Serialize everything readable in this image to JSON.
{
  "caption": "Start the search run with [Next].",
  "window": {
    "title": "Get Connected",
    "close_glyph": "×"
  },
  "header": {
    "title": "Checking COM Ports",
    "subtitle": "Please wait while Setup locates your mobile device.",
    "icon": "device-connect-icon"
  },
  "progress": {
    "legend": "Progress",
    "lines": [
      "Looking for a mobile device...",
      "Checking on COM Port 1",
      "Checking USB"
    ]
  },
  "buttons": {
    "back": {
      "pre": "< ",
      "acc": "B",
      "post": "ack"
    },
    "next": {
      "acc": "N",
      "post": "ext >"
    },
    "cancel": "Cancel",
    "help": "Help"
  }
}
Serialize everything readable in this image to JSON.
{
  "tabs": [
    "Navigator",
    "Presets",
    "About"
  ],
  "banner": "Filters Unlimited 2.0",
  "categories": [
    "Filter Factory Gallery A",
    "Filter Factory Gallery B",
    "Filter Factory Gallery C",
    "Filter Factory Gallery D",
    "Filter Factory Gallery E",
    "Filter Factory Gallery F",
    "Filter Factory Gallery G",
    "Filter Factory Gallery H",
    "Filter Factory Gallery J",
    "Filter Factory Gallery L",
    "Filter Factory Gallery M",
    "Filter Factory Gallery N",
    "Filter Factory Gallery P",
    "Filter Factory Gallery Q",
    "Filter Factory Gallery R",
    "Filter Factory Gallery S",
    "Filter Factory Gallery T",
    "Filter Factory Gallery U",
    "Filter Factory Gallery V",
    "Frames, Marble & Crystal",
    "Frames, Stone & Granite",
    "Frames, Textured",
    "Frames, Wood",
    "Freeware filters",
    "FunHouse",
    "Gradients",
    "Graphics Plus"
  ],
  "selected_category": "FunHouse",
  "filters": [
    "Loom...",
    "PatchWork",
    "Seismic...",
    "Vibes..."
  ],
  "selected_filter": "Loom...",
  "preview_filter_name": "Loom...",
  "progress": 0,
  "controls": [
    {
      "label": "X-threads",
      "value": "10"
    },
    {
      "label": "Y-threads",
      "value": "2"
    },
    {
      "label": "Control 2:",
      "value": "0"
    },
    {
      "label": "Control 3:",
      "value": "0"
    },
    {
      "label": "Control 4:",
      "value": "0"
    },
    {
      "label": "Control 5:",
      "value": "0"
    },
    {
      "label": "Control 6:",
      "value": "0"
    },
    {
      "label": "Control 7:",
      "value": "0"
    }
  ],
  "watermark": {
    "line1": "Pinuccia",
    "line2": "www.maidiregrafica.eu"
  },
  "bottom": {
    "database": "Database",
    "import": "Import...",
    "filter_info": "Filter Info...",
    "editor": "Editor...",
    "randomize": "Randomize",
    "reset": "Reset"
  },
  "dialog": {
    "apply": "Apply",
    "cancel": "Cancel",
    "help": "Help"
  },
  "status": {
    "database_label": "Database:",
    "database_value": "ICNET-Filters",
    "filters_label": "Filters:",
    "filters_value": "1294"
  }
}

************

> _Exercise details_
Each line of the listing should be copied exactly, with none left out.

> _Answer for the task_
Serialize everything readable in this image to JSON.
{
  "caption": "Start the search run with [Next].",
  "window": {
    "title": "Get Connected",
    "close_glyph": "×"
  },
  "header": {
    "title": "Checking COM Ports",
    "subtitle": "Please wait while Setup locates your mobile device.",
    "icon": "device-connect-icon"
  },
  "progress": {
    "legend": "Progress",
    "lines": [
      "Looking for a mobile device...",
      "Checking on COM Port 1",
      "Checking USB"
    ]
  },
  "buttons": {
    "back": {
      "pre": "< ",
      "acc": "B",
      "post": "ack"
    },
    "next": {
      "acc": "N",
      "post": "ext >"
    },
    "cancel": "Cancel",
    "help": "Help"
  }
}
Serialize everything readable in this image to JSON.
{
  "tabs": [
    "Navigator",
    "Presets",
    "About"
  ],
  "banner": "Filters Unlimited 2.0",
  "categories": [
    "Filter Factory Gallery A",
    "Filter Factory Gallery B",
    "Filter Factory Gallery C",
    "Filter Factory Gallery D",
    "Filter Factory Gallery E",
    "Filter Factory Gallery F",
    "Filter Factory Gallery G",
    "Filter Factory Gallery H",
    "Filter Factory Gallery J",
    "Filter Factory Gallery L",
    "Filter Factory Gallery M",
    "Filter Factory Gallery N",
    "Filter Factory Gallery P",
    "Filter Factory Gallery Q",
    "Filter Factory Gallery R",
    "Filter Factory Gallery S",
    "Filter Factory Gallery T",
    "Filter Factory Gallery U",
    "Filter Factory Gallery V",
    "Frames, Marble & Crystal",
    "Frames, Stone & Granite",
    "Frames, Textured",
    "Frames, Wood",
    "Freeware filters",
    "FunHouse",
    "Gradients",
    "Graphics Plus"
  ],
  "selected_category": "FunHouse",
  "filters": [
    "Loom...",
    "PatchWork",
    "Seismic...",
    "Vibes..."
  ],
  "selected_filter": "Loom...",
  "preview_filter_name": "Loom...",
  "progress": 0,
  "controls": [
    {
      "label": "X-threads",
      "value": "10"
    },
    {
      "label": "Y-threads",
      "value": "2"
    },
    {
      "label": "Control 2:",
      "value": "0"
    },
    {
      "label": "Control 3:",
      "value": "0"
    },
    {
      "label": "Control 4:",
      "value": "0"
    },
    {
      "label": "Control 5:",
      "value": "0"
    },
    {
      "label": "Control 6:",
      "value": "0"
    },
    {
      "label": "Control 7:",
      "value": "0"
    }
  ],
  "watermark": {
    "line1": "Pinuccia",
    "line2": "www.maidiregrafica.eu"
  },
  "bottom": {
    "database": "Database",
    "import": "Import...",
    "filter_info": "Filter Info...",
    "editor": "Editor...",
    "randomize": "Randomize",
    "reset": "Reset"
  },
  "dialog": {
    "apply": "Apply",
    "cancel": "Cancel",
    "help": "Help"
  },
  "status": {
    "database_label": "Database:",
    "database_value": "ICNET-Filters",
    "filters_label": "Filters:",
    "filters_value": "1294"
  }
}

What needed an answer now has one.